The beauty of Independence Day is our ability to remember how imaginative leaders sought to create something new in a turbulent world. The Founders did not get everything right in their first attempt, but they began the process of creating something that could be made more perfect. In their effort to create something better than what existed before, early leaders of our nation moved from the Declaration of Independence, to the Articles of Confederation, and eventually to the Constitution of the United States of America, which itself was only made stronger with the addition of the Bill of Rights.
As labor activists, there are lessons from the creation of our nation that we can apply to our activism. Each of the original 13 colonies had their own interests, desires, and pursuits. Those pursuits were not always aligned with one another. There were, however, places of agreement that were greater than those disputes. Additionally, the collective enmity each colony had toward Great Britain meant those colonies put their differences aside for the collective greater good.
That is the work we do as public employee labor activists. We recognize our differences, but we do not allow those differences to prevent solidarity. Labor activists are best equipped to move beyond disagreements in service of the greater good. That good includes our professional work in service to our state and local governments, as well as what we do for our fellow union members.

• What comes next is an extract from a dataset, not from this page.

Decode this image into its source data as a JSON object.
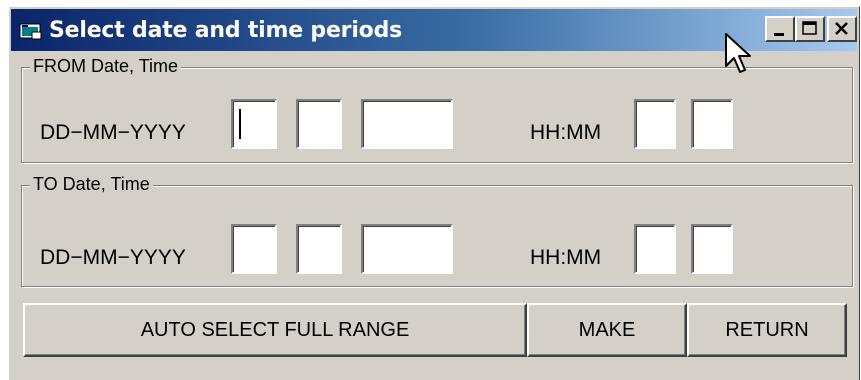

This Independence Day we should all reflect on the aims of the Founders. We can acknowledge their inadequacies and shortcomings, but we also recognize in the founding of our country the beauty of possibility–the possibility of greater liberty, justice, and equality for all. As union members and Americans this is the promise of the United States and we work daily to make that promise a reality for everyone.
Happy Independence Day!
Kenya Campbell, President